Nestor Mendez, assistant secretary general of the Organization of American States (OAS), will deliver the keynote speech at the 20th annual Eugene Scassa Mock Organization of America States (ESMOAS) competition and conference November 3-5 at Texas State University.
The speech will take place November 3 at 6 p.m. in the LBJ Student Center teaching theatre. The event is open to the public, but seating will be limited.
Mendez became the assistant secretary general of the OAS in March 2015. Prior to his election to the post, Mendez was a career diplomat in the foreign service of Belize. His work has focused on improving regional inter-connectivity, addressing the impacts of climate change and empowering youth. Mendez holds graduate degrees in international policy and practice from George Washington University and in diplomatic studies from Oxford University, as well as a B.B.A. degree from the University College of Belize.
Approximately 250 students from 20 universities will participate in the weekend’s events. Students from each participating university are assigned a country within the OAS, which they represent throughout the conference. Teams then present resolutions on predetermined topics and debate issues facing the western hemisphere. Individuals and teams will be judged on quality of written material, creativity, public speaking and debate ability and ability to represent their assigned country’s real-life political position.
For the first time, the competition will also feature an academic conference. The conference will bring together educators to discuss important issues confronting OAS member-states.
Student debates, conference panels and presentations and other events will take place throughout the weekend and are open to the public. For a full list of scheduled events, times and locations, or other information, contact Ben Arnold, faculty advisor for the Model Organization of American States at Texas State, at firstname.lastname@example.org or (512) 245-4397.

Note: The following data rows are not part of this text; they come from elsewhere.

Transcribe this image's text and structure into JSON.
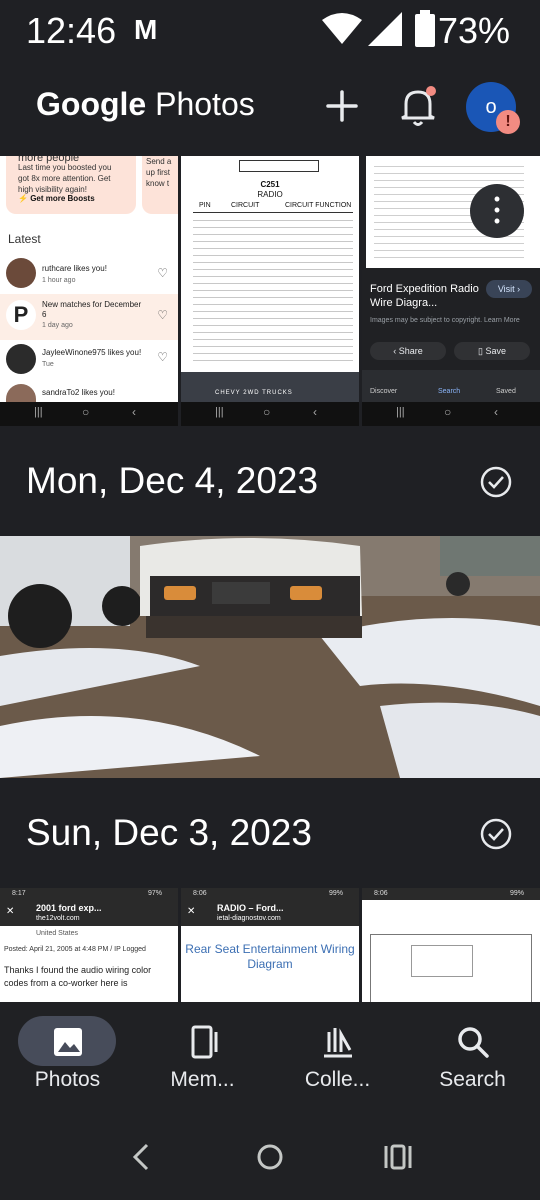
{
  "status_bar": {
    "time": "12:46",
    "mail_glyph": "M",
    "battery_pct": "73%"
  },
  "app_bar": {
    "brand_google": "Google",
    "brand_photos": "Photos",
    "avatar_initial": "o",
    "avatar_alert": "!"
  },
  "thumb1": {
    "title": "more people",
    "line1": "Last time you boosted you",
    "line2": "got 8x more attention. Get",
    "line3": "high visibility again!",
    "boost": "Get more Boosts",
    "side1": "Send a",
    "side2": "up first",
    "side3": "know t",
    "latest": "Latest",
    "items": [
      {
        "text": "ruthcare likes you!",
        "time": "1 hour ago"
      },
      {
        "text": "New matches for December 6",
        "time": "1 day ago"
      },
      {
        "text": "JayleeWinone975 likes you!",
        "time": "Tue"
      },
      {
        "text": "sandraTo2 likes you!",
        "time": ""
      }
    ]
  },
  "thumb2": {
    "header": "C251",
    "sub": "RADIO",
    "cols": [
      "PIN",
      "CIRCUIT",
      "CIRCUIT FUNCTION"
    ],
    "caption": "CHEVY 2WD TRUCKS"
  },
  "thumb3": {
    "title": "Ford Expedition Radio Wire Diagra...",
    "visit": "Visit",
    "note": "Images may be subject to copyright. Learn More",
    "share": "Share",
    "save": "Save",
    "nav": [
      "Discover",
      "Search",
      "Saved"
    ]
  },
  "sections": [
    {
      "date": "Mon, Dec 4, 2023"
    },
    {
      "date": "Sun, Dec 3, 2023"
    }
  ],
  "row2": {
    "a_title": "2001 ford exp...",
    "a_host": "the12volt.com",
    "a_status": "United States",
    "a_posted": "Posted: April 21, 2005 at 4:48 PM / IP Logged",
    "a_body": "Thanks I found the audio wiring color codes from a co-worker here is",
    "b_title": "RADIO – Ford...",
    "b_host": "ietal-diagnostov.com",
    "b_body": "Rear Seat Entertainment Wiring Diagram",
    "time_a": "8:17",
    "time_b": "8:06",
    "time_c": "8:06",
    "pct_a": "97%",
    "pct_b": "99%",
    "pct_c": "99%"
  },
  "bottom_nav": [
    {
      "label": "Photos",
      "icon": "photo-icon",
      "active": true
    },
    {
      "label": "Mem...",
      "icon": "memories-icon",
      "active": false
    },
    {
      "label": "Colle...",
      "icon": "collections-icon",
      "active": false
    },
    {
      "label": "Search",
      "icon": "search-icon",
      "active": false
    }
  ],
  "colors": {
    "background": "#1f2024",
    "active_pill": "#474c5a",
    "avatar": "#1a56b6",
    "alert": "#f28b82"
  }
}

The competition and conference are sponsored by the Department of Political Science at Texas State.